Unfortunately this approach means, as two tax experts have pointed out, that a company that is clearly engaged in aggressive tax avoidance may also qualify. This is a mistake and we can expect it to be rectified (but on the face of it that won’t be easy).
So, “who decides?” The FTM team claims to be “completely independent” and “accountable to anyone who cares to challenge us”. Some tax professionals have taken issue with this. Opening a debate on its Tax Transparency blog, the accountancy firm Mazars asked (without expressing a view itself):
“In the current climate, will a prospective business gain value from the FTM, making it worth the investment, or is it little more than a quirky gimmick that aligns ethical taxation to a left of centre political agenda?”
Nonetheless, the (modified) FTM criteria may win widespread support – not only from the “left”, because tax avoidance is not a left-right issue. And it may win support on the basis that people regard the FTM team as independent of government (which has, according to some critics, sold out to big business), business itself, and the accountancy and tax professions.
We may even see the FTM grow quickly and begin to follow in the footsteps of fair trade. It should succeed or fail on its merits so long as its founders and managers, and its criteria, are transparent and open to scrutiny and revision.
Many people will object to the FTM in principle, arguing that there is no need for it and that it will penalise ethical businesses that do not buy into it. There are least two options open to them.
The first is to engage in the debate and oppose the FTM on its merits. We are told that many large businesses are seeking to improve their tax reporting, and some of the large firms of accountants have stressed the importance of greater transparency. In any event, there are several initiatives in progress to require a form of country-by-country reporting.
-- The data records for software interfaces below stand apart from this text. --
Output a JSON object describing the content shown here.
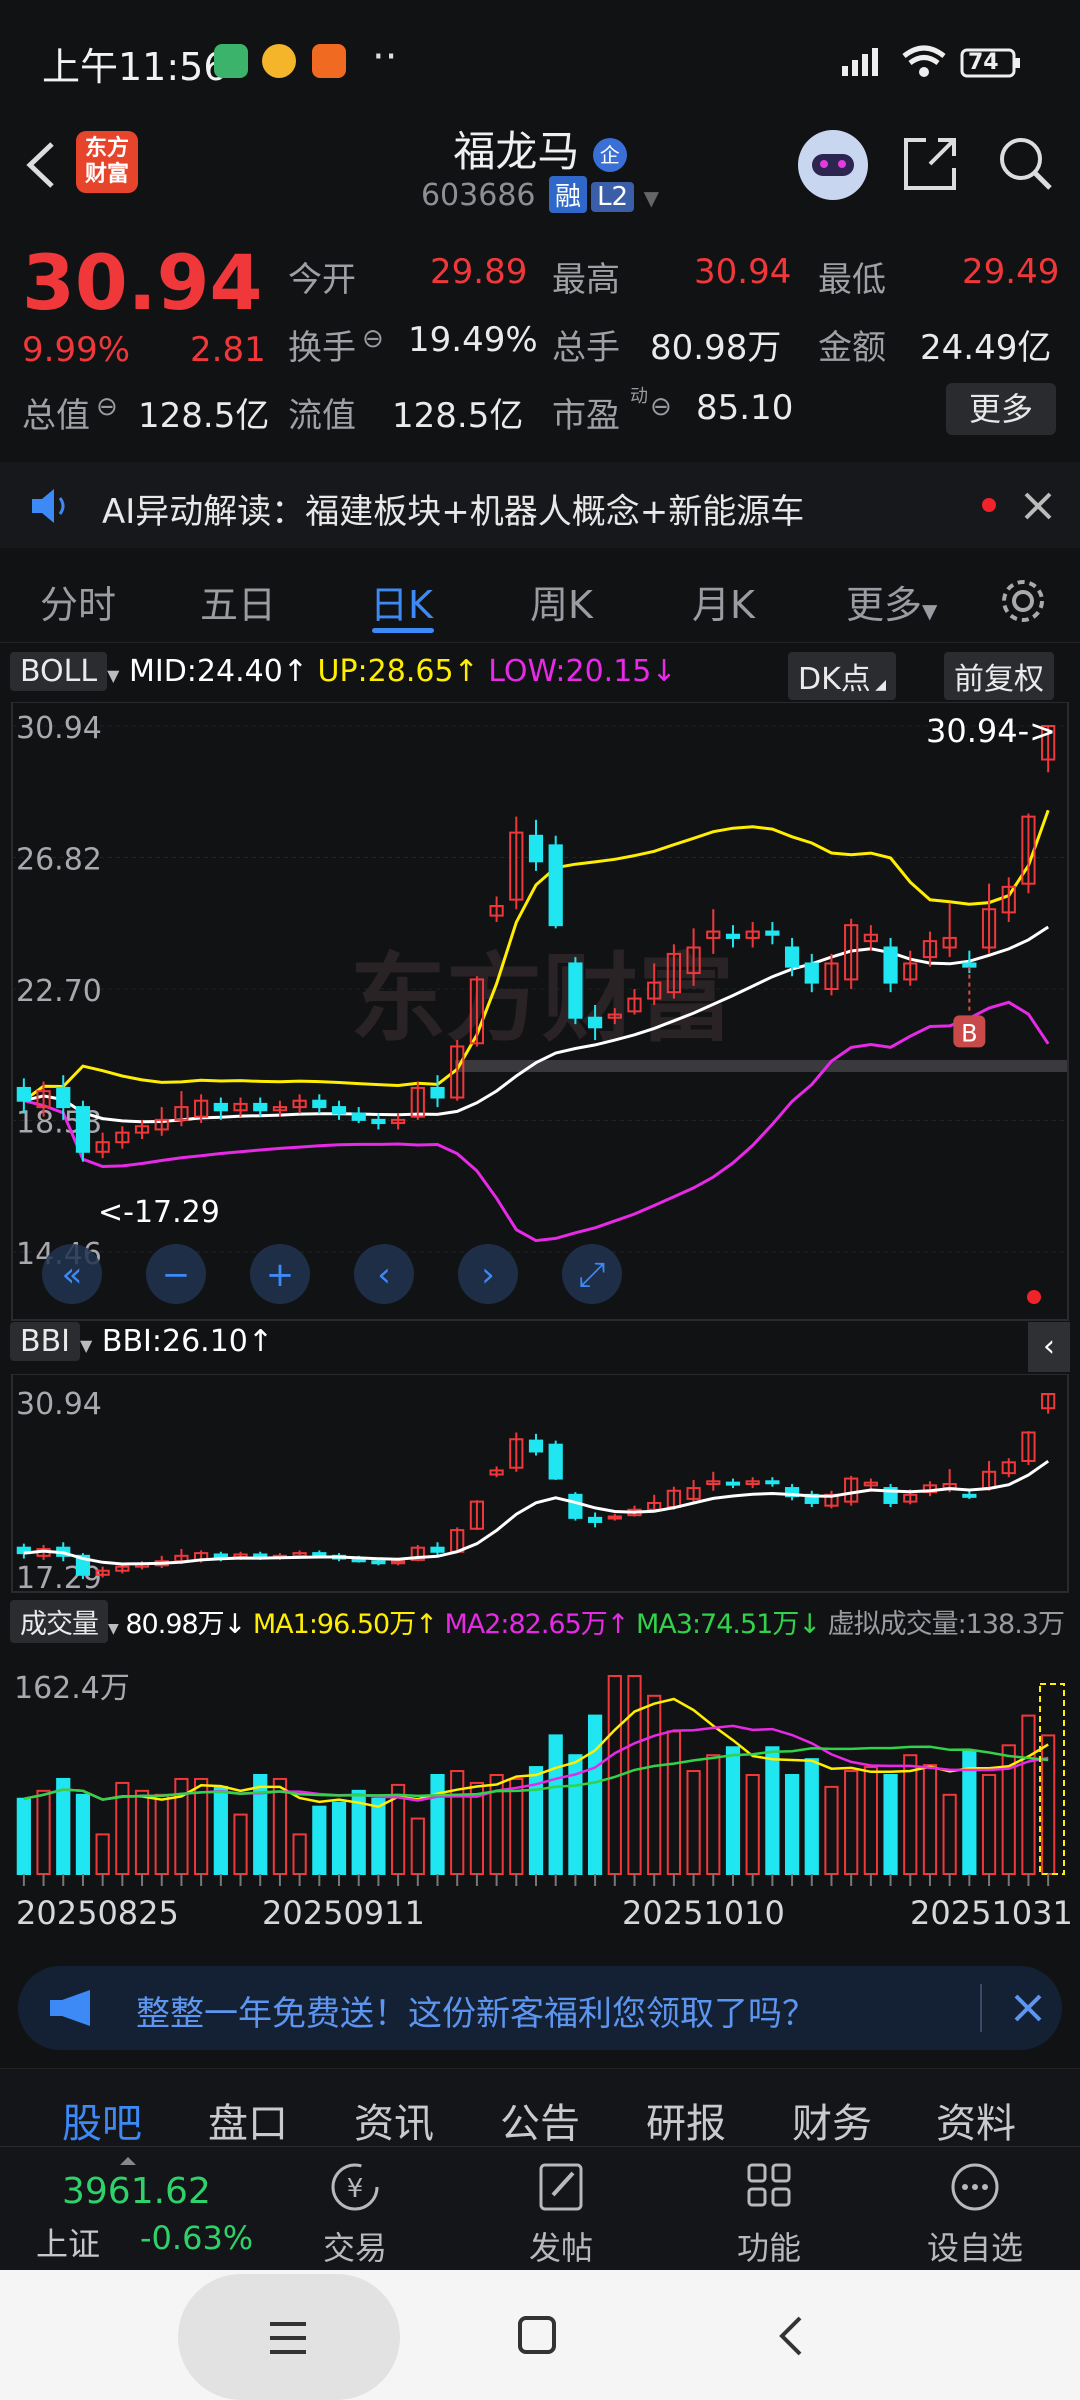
{
  "status_bar": {
    "time": "上午11:56",
    "battery": "74",
    "dots": "··"
  },
  "header": {
    "logo_text": "东方财富",
    "title": "福龙马",
    "title_badge": "企",
    "code": "603686",
    "tag_margin": "融",
    "tag_level": "L2"
  },
  "quote": {
    "price": "30.94",
    "change_pct": "9.99%",
    "change": "2.81",
    "open_label": "今开",
    "open": "29.89",
    "high_label": "最高",
    "high": "30.94",
    "low_label": "最低",
    "low": "29.49",
    "turnover_label": "换手",
    "turnover": "19.49%",
    "volume_label": "总手",
    "volume": "80.98万",
    "amount_label": "金额",
    "amount": "24.49亿",
    "mktcap_label": "总值",
    "mktcap": "128.5亿",
    "float_label": "流值",
    "float": "128.5亿",
    "pe_label": "市盈",
    "pe_sup": "动",
    "pe": "85.10",
    "more_label": "更多"
  },
  "ai_bar": {
    "text": "AI异动解读：福建板块+机器人概念+新能源车"
  },
  "tabs": {
    "items": [
      "分时",
      "五日",
      "日K",
      "周K",
      "月K",
      "更多"
    ],
    "active": 2
  },
  "boll_bar": {
    "name": "BOLL",
    "mid": "MID:24.40",
    "up": "UP:28.65",
    "low": "LOW:20.15",
    "dk": "DK点",
    "fq": "前复权"
  },
  "kline": {
    "y_labels": [
      "30.94",
      "26.82",
      "22.70",
      "18.58",
      "14.46"
    ],
    "last_label": "30.94->",
    "min_label": "<-17.29",
    "watermark": "东方财富",
    "b_marker": "B"
  },
  "bbi_bar": {
    "name": "BBI",
    "value": "BBI:26.10"
  },
  "bbi_chart": {
    "y_top": "30.94",
    "y_bottom": "17.29"
  },
  "vol_bar": {
    "name": "成交量",
    "vol": "80.98万",
    "ma1": "MA1:96.50万",
    "ma2": "MA2:82.65万",
    "ma3": "MA3:74.51万",
    "virtual": "虚拟成交量:138.3万"
  },
  "vol_chart": {
    "y_top": "162.4万"
  },
  "dates": [
    "20250825",
    "20250911",
    "20251010",
    "20251031"
  ],
  "colors": {
    "up": "#f0383b",
    "down": "#1fe6f0",
    "boll_up": "#ffee00",
    "boll_low": "#e62ae6",
    "mid": "#ffffff",
    "ma3": "#32d24a"
  },
  "promo": {
    "text": "整整一年免费送！这份新客福利您领取了吗？"
  },
  "bottom_tabs": {
    "items": [
      "股吧",
      "盘口",
      "资讯",
      "公告",
      "研报",
      "财务",
      "资料"
    ],
    "active": 0
  },
  "bottom_nav": {
    "index_value": "3961.62",
    "index_name": "上证",
    "index_change": "-0.63%",
    "trade": "交易",
    "post": "发帖",
    "func": "功能",
    "watch": "设自选"
  },
  "chart_data": {
    "type": "candlestick",
    "price_axis": {
      "max": 30.94,
      "min": 14.46,
      "ticks": [
        30.94,
        26.82,
        22.7,
        18.58,
        14.46
      ]
    },
    "candles": [
      {
        "o": 19.6,
        "c": 19.2,
        "h": 19.9,
        "l": 18.8
      },
      {
        "o": 19.0,
        "c": 19.5,
        "h": 19.8,
        "l": 18.7
      },
      {
        "o": 19.6,
        "c": 19.0,
        "h": 20.0,
        "l": 18.6
      },
      {
        "o": 19.0,
        "c": 17.6,
        "h": 19.2,
        "l": 17.29
      },
      {
        "o": 17.6,
        "c": 17.9,
        "h": 18.2,
        "l": 17.4
      },
      {
        "o": 17.9,
        "c": 18.2,
        "h": 18.4,
        "l": 17.7
      },
      {
        "o": 18.2,
        "c": 18.4,
        "h": 18.6,
        "l": 18.0
      },
      {
        "o": 18.3,
        "c": 18.6,
        "h": 19.0,
        "l": 18.1
      },
      {
        "o": 18.6,
        "c": 19.0,
        "h": 19.5,
        "l": 18.4
      },
      {
        "o": 18.7,
        "c": 19.2,
        "h": 19.4,
        "l": 18.5
      },
      {
        "o": 19.1,
        "c": 18.9,
        "h": 19.3,
        "l": 18.6
      },
      {
        "o": 18.9,
        "c": 19.1,
        "h": 19.3,
        "l": 18.7
      },
      {
        "o": 19.1,
        "c": 18.9,
        "h": 19.3,
        "l": 18.7
      },
      {
        "o": 18.9,
        "c": 19.0,
        "h": 19.2,
        "l": 18.7
      },
      {
        "o": 19.0,
        "c": 19.2,
        "h": 19.4,
        "l": 18.8
      },
      {
        "o": 19.2,
        "c": 19.0,
        "h": 19.4,
        "l": 18.8
      },
      {
        "o": 19.0,
        "c": 18.8,
        "h": 19.2,
        "l": 18.6
      },
      {
        "o": 18.8,
        "c": 18.6,
        "h": 19.0,
        "l": 18.5
      },
      {
        "o": 18.6,
        "c": 18.5,
        "h": 18.8,
        "l": 18.3
      },
      {
        "o": 18.5,
        "c": 18.6,
        "h": 18.8,
        "l": 18.3
      },
      {
        "o": 18.7,
        "c": 19.6,
        "h": 19.8,
        "l": 18.6
      },
      {
        "o": 19.6,
        "c": 19.3,
        "h": 20.0,
        "l": 19.0
      },
      {
        "o": 19.3,
        "c": 20.9,
        "h": 21.1,
        "l": 19.2
      },
      {
        "o": 21.0,
        "c": 23.0,
        "h": 23.1,
        "l": 20.9
      },
      {
        "o": 25.0,
        "c": 25.3,
        "h": 25.6,
        "l": 24.8
      },
      {
        "o": 25.5,
        "c": 27.6,
        "h": 28.1,
        "l": 25.2
      },
      {
        "o": 27.5,
        "c": 26.7,
        "h": 28.0,
        "l": 26.4
      },
      {
        "o": 27.2,
        "c": 24.7,
        "h": 27.5,
        "l": 24.6
      },
      {
        "o": 23.5,
        "c": 21.8,
        "h": 23.7,
        "l": 21.6
      },
      {
        "o": 21.8,
        "c": 21.5,
        "h": 22.2,
        "l": 21.1
      },
      {
        "o": 21.8,
        "c": 21.9,
        "h": 22.1,
        "l": 21.6
      },
      {
        "o": 22.0,
        "c": 22.4,
        "h": 22.7,
        "l": 21.9
      },
      {
        "o": 22.4,
        "c": 22.9,
        "h": 23.5,
        "l": 22.2
      },
      {
        "o": 22.6,
        "c": 23.8,
        "h": 24.1,
        "l": 22.4
      },
      {
        "o": 23.2,
        "c": 24.0,
        "h": 24.6,
        "l": 22.8
      },
      {
        "o": 24.3,
        "c": 24.5,
        "h": 25.2,
        "l": 23.8
      },
      {
        "o": 24.4,
        "c": 24.3,
        "h": 24.7,
        "l": 24.0
      },
      {
        "o": 24.3,
        "c": 24.5,
        "h": 24.8,
        "l": 24.0
      },
      {
        "o": 24.5,
        "c": 24.4,
        "h": 24.8,
        "l": 24.1
      },
      {
        "o": 24.0,
        "c": 23.4,
        "h": 24.3,
        "l": 23.1
      },
      {
        "o": 23.5,
        "c": 22.9,
        "h": 23.8,
        "l": 22.6
      },
      {
        "o": 22.7,
        "c": 23.5,
        "h": 23.8,
        "l": 22.5
      },
      {
        "o": 23.0,
        "c": 24.7,
        "h": 24.9,
        "l": 22.7
      },
      {
        "o": 24.2,
        "c": 24.4,
        "h": 24.7,
        "l": 23.9
      },
      {
        "o": 24.0,
        "c": 22.9,
        "h": 24.3,
        "l": 22.6
      },
      {
        "o": 23.0,
        "c": 23.5,
        "h": 23.9,
        "l": 22.8
      },
      {
        "o": 23.7,
        "c": 24.2,
        "h": 24.5,
        "l": 23.4
      },
      {
        "o": 24.0,
        "c": 24.3,
        "h": 25.4,
        "l": 23.7
      },
      {
        "o": 23.5,
        "c": 23.4,
        "h": 23.9,
        "l": 23.2
      },
      {
        "o": 24.0,
        "c": 25.2,
        "h": 26.0,
        "l": 23.8
      },
      {
        "o": 25.1,
        "c": 25.9,
        "h": 26.2,
        "l": 24.8
      },
      {
        "o": 26.0,
        "c": 28.1,
        "h": 28.2,
        "l": 25.7
      },
      {
        "o": 29.89,
        "c": 30.94,
        "h": 30.94,
        "l": 29.49
      }
    ],
    "boll_up": [
      28.65
    ],
    "boll_mid": [
      24.4
    ],
    "boll_low": [
      20.15
    ],
    "bbi": [
      26.1
    ],
    "volume_axis": {
      "max": "162.4万"
    },
    "volumes": [
      38,
      42,
      48,
      40,
      20,
      46,
      42,
      40,
      48,
      48,
      44,
      30,
      50,
      48,
      20,
      34,
      36,
      42,
      38,
      45,
      28,
      50,
      52,
      46,
      50,
      48,
      54,
      70,
      60,
      80,
      100,
      100,
      90,
      72,
      52,
      60,
      64,
      50,
      64,
      50,
      58,
      44,
      52,
      54,
      50,
      60,
      55,
      40,
      62,
      50,
      65,
      80,
      70
    ]
  }
}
A second option – possible but perhaps less feasible for most people – is for opponents to grow their own, rival tax mark. A tax transparency mark, perhaps?
The founders would be self-appointed. The TTM would succeed or fail on its merits. And what could be wrong with that?
[Update 15 March: See more comment and reaction on Twitter]